    It's all in the timing, as to which scenario may unfold for you.

    Or as I have had to do a few times, DUCK! or pull your head out of the way, so it misses the truck mirrors or goes under them. (without effecting your bike, of course.) :)

    Again...a pretty good answer you came up with, matey. :)

  9. Case in point...


    You can't see her, but NR Pinx has just gone through the corner, only to be met by this monster, which came lumbering around towards me, a few seconds later.

    Clearly, Pinx had to sit it up and take a wide exit after her normally tight apex through this turn.

    Fortunately Pinx knows the corner very well, so was able to see "through" the truck (again metaphorically speaking) because she had the form of the corner in her minds eye, and knew what was ahead.

    Pays to be alert and have your head in the game, as I am always saying. :)
  10. On the road - I try to avoid running the line on corners I can't see around.

    Very good demonstation of the look where you go message.
  11. for some reason in corners I always think of this

  12. Can I just point out you don't just need to do this on the bike. You should be doing this in your cars as well. Especially for those (such as myself) who don't ride all the time, you need to keep this working, pretty much everything else falls down if you are looking as to where you want to be.

    Teaching this stuff we use the old ball sports trick.
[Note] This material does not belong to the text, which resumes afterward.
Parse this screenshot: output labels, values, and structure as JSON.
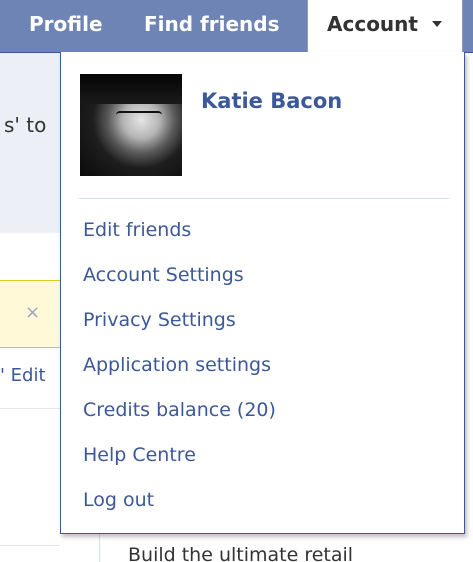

You want to hit the golf ball, you look at it, same with tennis, squash anything. So on your bike, or in your car, if you don't want to hit it, don't look at it. Look to where you want to go.

    And while this might sound stupid, its that much of a reaction to me, I walk like that now, looking up ahead, unlike sooo many people who look down at their feet. (the added plus of this is it makes you look more confident ;-) )
  13. This reminds me of a bit of a scare I had this weekend, apparently I have gotten a little out of practice lately, but it was a perfect day (except for a bit of left over gravel washed over the roads) so I rode some reasonably familiar open roads. Anyway as it happened I approached a left (and blind) corner after a straight at about the speed limit (60 or 80) but (a) i was a bit distracted by another car beforehand and (b) it turned out that was a much sharper corner to the rest! So my car driving instinct was to slow down and steer, and as it can happen I must have forgotten to really push through with some strong countersteering and actually look where I wanted to be (as opposed to oh crap I am going wide!). As it was I straightened up a little and braked lightly, then took the corner from there, so I got lucky noone was coming the other day but I did avoid any other trouble. I'm not sure what to say on that one except it is all too easy to lose focus for a moment and so completely lose my cornering ability :S
  14. Yep!...I've done it myself a few times...

    I violently HATE IT when the sole reason I got through a corner was because I got lucky, and not because of good skill, riding technique, and experience.


    Luck is fickle, and luck runs out.